July 1991
Susan Smith
Portrait by Mary Ellen Mark


They sold out in a day," said the sales assistant in the shoe department at Barneys New York. "White patent leather mules that cost $385. Can you imagine?" But then their creator, Manolo Blahnik, has a way of making the improbable absolutely covetable. This particular spring shoe‑a delicate slipper with a pilgrim buckle, which came in a range of snapdragon colors‑was a phenomenal success. A hundred pairs walked out of Neiman Marcus, Beverly Hills, in twenty minutes (that's $38,500!). In New York City, a distraught woman called the Manolo Blahnik store in tears because she hadn't been able to find a pair in her size. "Of course, it's very gratifying," says George Malkemus, Blahnik's New York partner, "but I hope most people don't feel the need to react like this."

But one thing Manolo Blahnik shoes can be guaranteed to produce is a strong reaction. One client has more than 200 pairs labeled, catalogued and wrapped in virgin tissue. Another calls them "dear friends." "Everyone, everyone wears them," says Malkemus. For "everyone" read the well‑dressed and the well‑to‑do: Paloma Picasso, Madonna, Princess Caroline and Carolyne Roehm among them. "But I don't have a particular woman in mind when I work ‑more an attitude," says Blahnik. "I design for confident women who know what they want. I love women who are doers."

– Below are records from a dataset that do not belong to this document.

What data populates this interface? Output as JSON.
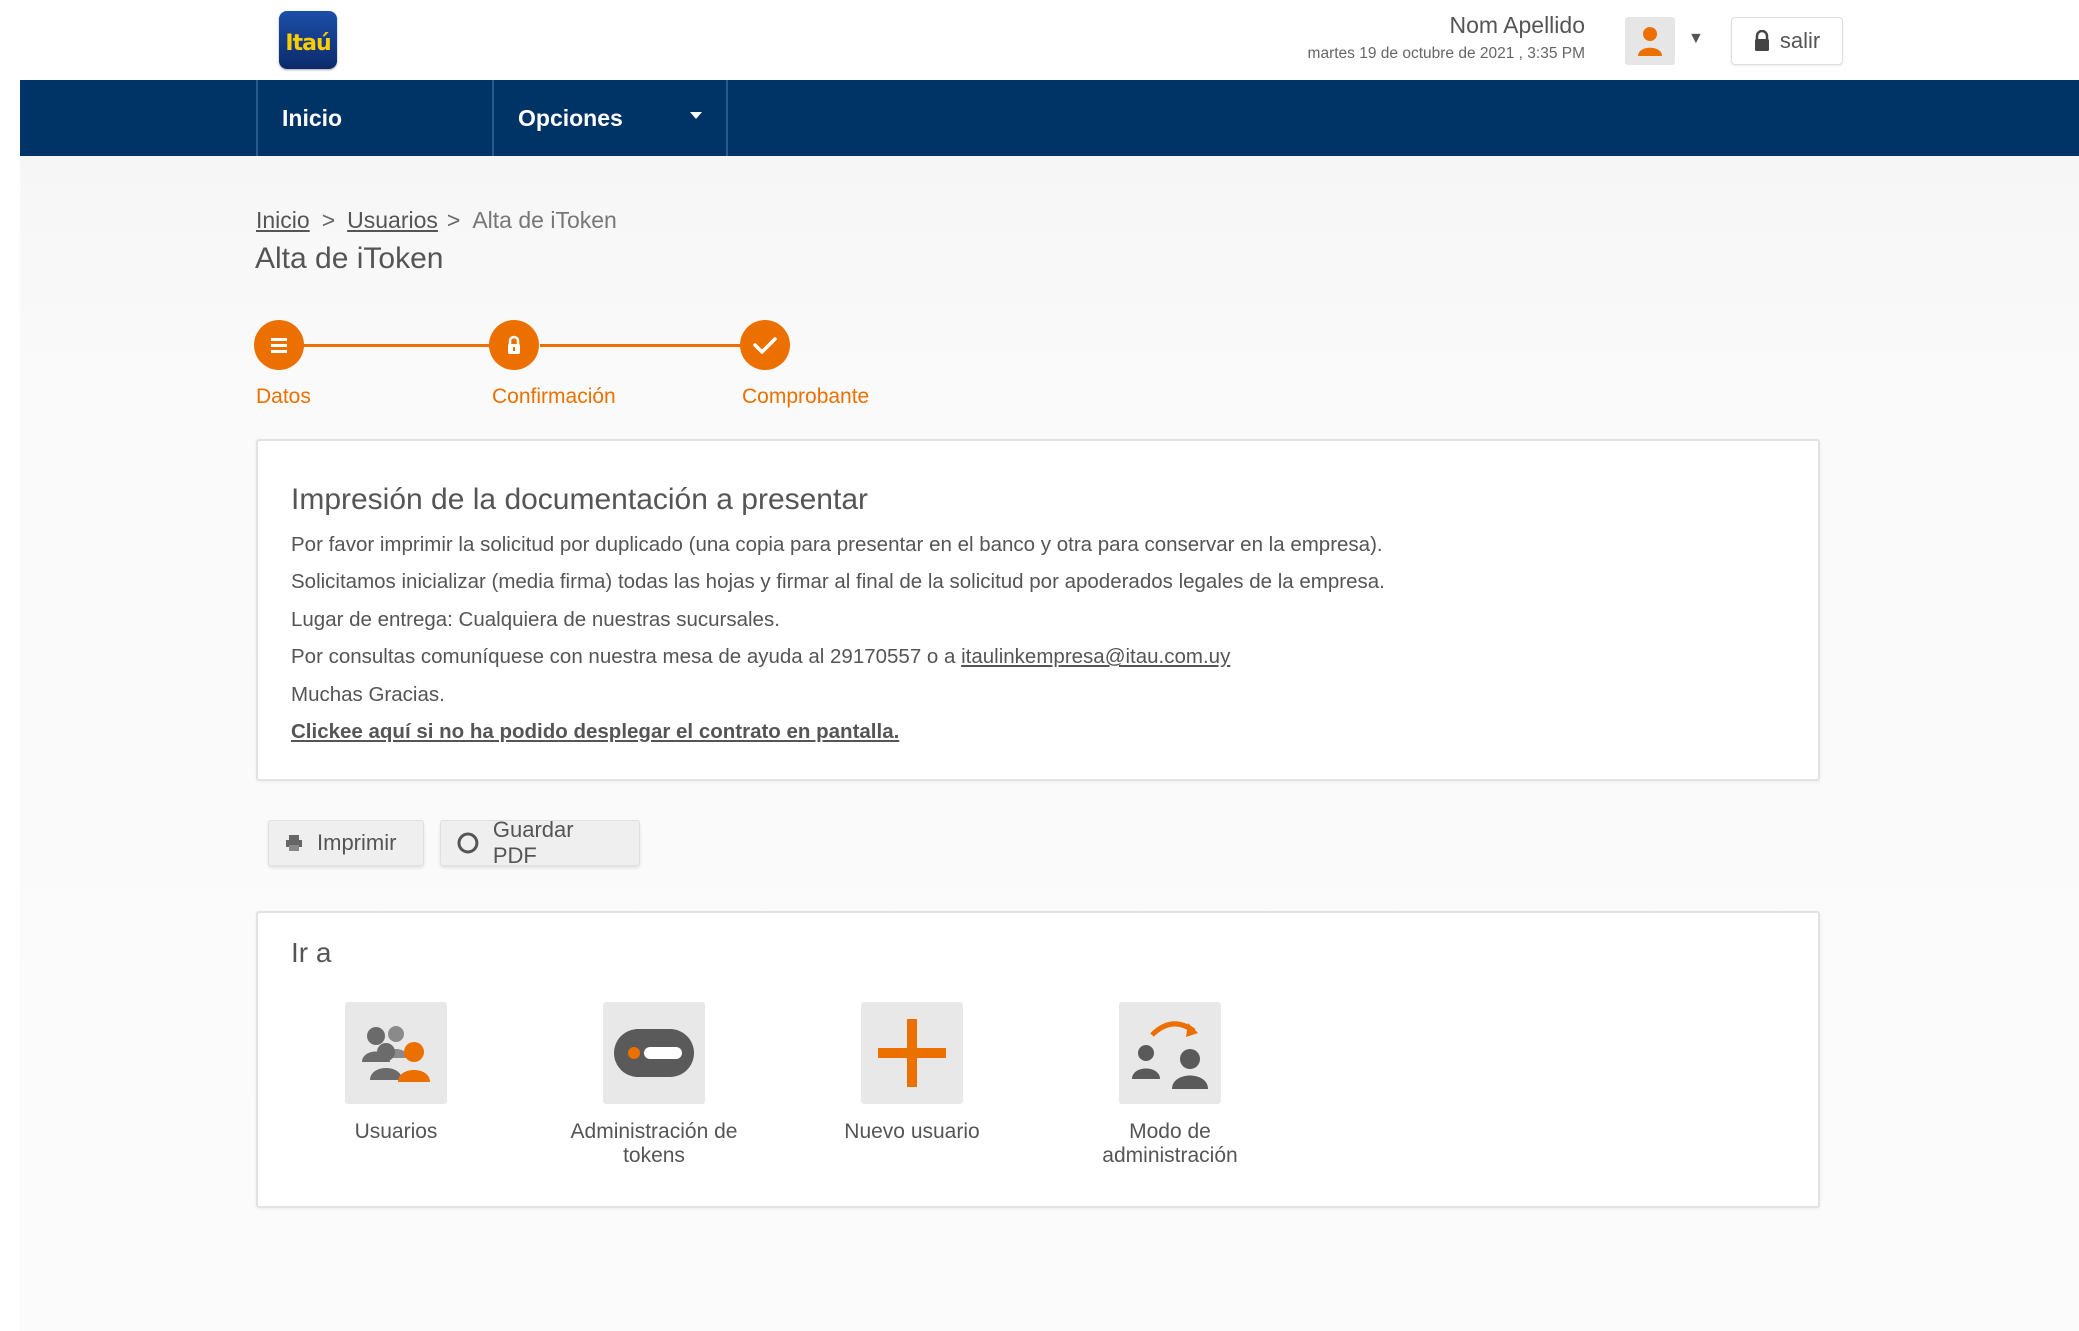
{
  "app": {
    "logo_text": "Itaú"
  },
  "user": {
    "name": "Nom Apellido",
    "datetime": "martes 19 de octubre de 2021 , 3:35 PM",
    "logout_label": "salir"
  },
  "nav": {
    "items": [
      {
        "label": "Inicio"
      },
      {
        "label": "Opciones"
      }
    ]
  },
  "breadcrumb": [
    {
      "label": "Inicio"
    },
    {
      "label": "Usuarios"
    },
    {
      "label": "Alta de iToken"
    }
  ],
  "page": {
    "title": "Alta de iToken"
  },
  "stepper": {
    "steps": [
      {
        "label": "Datos",
        "icon": "list-icon"
      },
      {
        "label": "Confirmación",
        "icon": "lock-icon"
      },
      {
        "label": "Comprobante",
        "icon": "check-icon"
      }
    ]
  },
  "documentation": {
    "title": "Impresión de la documentación a presentar",
    "lines": [
      "Por favor imprimir la solicitud por duplicado (una copia para presentar en el banco y otra para conservar en la empresa).",
      "Solicitamos inicializar (media firma) todas las hojas y firmar al final de la solicitud por apoderados legales de la empresa.",
      "Lugar de entrega: Cualquiera de nuestras sucursales.",
      "Muchas Gracias."
    ],
    "contact_prefix": "Por consultas comuníquese con nuestra mesa de ayuda al 29170557 o a ",
    "contact_email": "itaulinkempresa@itau.com.uy",
    "contract_link": "Clickee aquí si no ha podido desplegar el contrato en pantalla."
  },
  "actions": {
    "print_label": "Imprimir",
    "pdf_label": "Guardar PDF"
  },
  "goto": {
    "title": "Ir a",
    "tiles": [
      {
        "label": "Usuarios",
        "icon": "users-icon"
      },
      {
        "label": "Administración de tokens",
        "icon": "token-icon"
      },
      {
        "label": "Nuevo usuario",
        "icon": "plus-icon"
      },
      {
        "label": "Modo de administración",
        "icon": "user-switch-icon"
      }
    ]
  },
  "colors": {
    "brand_orange": "#ec7000",
    "nav_blue": "#003366",
    "logo_yellow": "#ffcc00"
  }
}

His shoes, however, are not necessarily the kind you do a lot in. They're aristocratic shoes; made in fine calfskin, soft, napa, grosgrain or taffeta; and decorated with beads, pearls, feathers or crystal. "Ideas come to me constantly," says Blahnik. "I have to edit them all the time. It's as much a torment as a gift." Sources for inspiration are found in a multidimensional background: a Czech father, a Spanish mother, a childhood in Santa Cruz and college in Geneva and Paris. For the last thirteen years Blahnik has lived between London and Bath and immersed himself in the history of English dress. In fact, you can as easily imagine his shoes peeping forth from a gown of duchesse satin in a Gainsborough portrait as decorating a short modern sheath. "People need whimsical accessories to make their boring little black dress stand out," Blahnik says. But his shoes are more than heavenly looking, they are exceptionally well made: "It's the balance between technical perfection and look that's so important," he says. "When women slip into my shoes they know they have something spe­cial on their feet."